What you print must match the data line for line.

>>>

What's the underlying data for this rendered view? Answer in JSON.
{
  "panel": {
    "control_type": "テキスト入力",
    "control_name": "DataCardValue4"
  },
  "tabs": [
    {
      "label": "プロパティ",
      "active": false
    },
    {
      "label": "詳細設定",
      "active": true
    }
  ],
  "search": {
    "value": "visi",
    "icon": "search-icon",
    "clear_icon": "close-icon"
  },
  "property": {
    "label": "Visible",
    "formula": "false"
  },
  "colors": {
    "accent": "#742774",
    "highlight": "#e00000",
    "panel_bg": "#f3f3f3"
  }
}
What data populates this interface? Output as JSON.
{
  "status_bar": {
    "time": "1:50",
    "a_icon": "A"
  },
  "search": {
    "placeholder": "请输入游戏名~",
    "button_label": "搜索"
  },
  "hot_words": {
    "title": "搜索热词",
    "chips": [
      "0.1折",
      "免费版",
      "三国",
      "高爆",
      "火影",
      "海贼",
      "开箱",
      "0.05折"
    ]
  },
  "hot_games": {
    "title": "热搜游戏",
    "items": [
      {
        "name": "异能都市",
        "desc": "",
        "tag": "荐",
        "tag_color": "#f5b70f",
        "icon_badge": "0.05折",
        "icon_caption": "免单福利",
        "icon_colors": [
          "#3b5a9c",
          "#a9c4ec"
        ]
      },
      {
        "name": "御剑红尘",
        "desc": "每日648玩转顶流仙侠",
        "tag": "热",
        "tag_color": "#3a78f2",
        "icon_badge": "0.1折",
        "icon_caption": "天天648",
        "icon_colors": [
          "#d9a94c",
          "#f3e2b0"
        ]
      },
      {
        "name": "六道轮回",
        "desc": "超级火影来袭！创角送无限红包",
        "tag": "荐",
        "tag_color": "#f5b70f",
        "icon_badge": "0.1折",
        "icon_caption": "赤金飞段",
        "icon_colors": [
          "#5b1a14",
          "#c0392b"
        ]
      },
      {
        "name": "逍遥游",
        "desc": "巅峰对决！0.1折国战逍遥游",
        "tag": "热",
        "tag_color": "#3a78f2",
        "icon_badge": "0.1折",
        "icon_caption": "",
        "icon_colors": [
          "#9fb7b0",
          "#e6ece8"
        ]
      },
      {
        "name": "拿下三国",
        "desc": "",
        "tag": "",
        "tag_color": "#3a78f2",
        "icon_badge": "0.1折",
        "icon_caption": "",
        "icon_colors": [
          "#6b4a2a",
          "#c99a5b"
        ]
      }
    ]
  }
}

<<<

### [TASK ANSWER]
What's the underlying data for this rendered view? Answer in JSON.
{
  "panel": {
    "control_type": "テキスト入力",
    "control_name": "DataCardValue4"
  },
  "tabs": [
    {
      "label": "プロパティ",
      "active": false
    },
    {
      "label": "詳細設定",
      "active": true
    }
  ],
  "search": {
    "value": "visi",
    "icon": "search-icon",
    "clear_icon": "close-icon"
  },
  "property": {
    "label": "Visible",
    "formula": "false"
  },
  "colors": {
    "accent": "#742774",
    "highlight": "#e00000",
    "panel_bg": "#f3f3f3"
  }
}
What data populates this interface? Output as JSON.
{
  "status_bar": {
    "time": "1:50",
    "a_icon": "A"
  },
  "search": {
    "placeholder": "请输入游戏名~",
    "button_label": "搜索"
  },
  "hot_words": {
    "title": "搜索热词",
    "chips": [
      "0.1折",
      "免费版",
      "三国",
      "高爆",
      "火影",
      "海贼",
      "开箱",
      "0.05折"
    ]
  },
  "hot_games": {
    "title": "热搜游戏",
    "items": [
      {
        "name": "异能都市",
        "desc": "",
        "tag": "荐",
        "tag_color": "#f5b70f",
        "icon_badge": "0.05折",
        "icon_caption": "免单福利",
        "icon_colors": [
          "#3b5a9c",
          "#a9c4ec"
        ]
      },
      {
        "name": "御剑红尘",
        "desc": "每日648玩转顶流仙侠",
        "tag": "热",
        "tag_color": "#3a78f2",
        "icon_badge": "0.1折",
        "icon_caption": "天天648",
        "icon_colors": [
          "#d9a94c",
          "#f3e2b0"
        ]
      },
      {
        "name": "六道轮回",
        "desc": "超级火影来袭！创角送无限红包",
        "tag": "荐",
        "tag_color": "#f5b70f",
        "icon_badge": "0.1折",
        "icon_caption": "赤金飞段",
        "icon_colors": [
          "#5b1a14",
          "#c0392b"
        ]
      },
      {
        "name": "逍遥游",
        "desc": "巅峰对决！0.1折国战逍遥游",
        "tag": "热",
        "tag_color": "#3a78f2",
        "icon_badge": "0.1折",
        "icon_caption": "",
        "icon_colors": [
          "#9fb7b0",
          "#e6ece8"
        ]
      },
      {
        "name": "拿下三国",
        "desc": "",
        "tag": "",
        "tag_color": "#3a78f2",
        "icon_badge": "0.1折",
        "icon_caption": "",
        "icon_colors": [
          "#6b4a2a",
          "#c99a5b"
        ]
      }
    ]
  }
}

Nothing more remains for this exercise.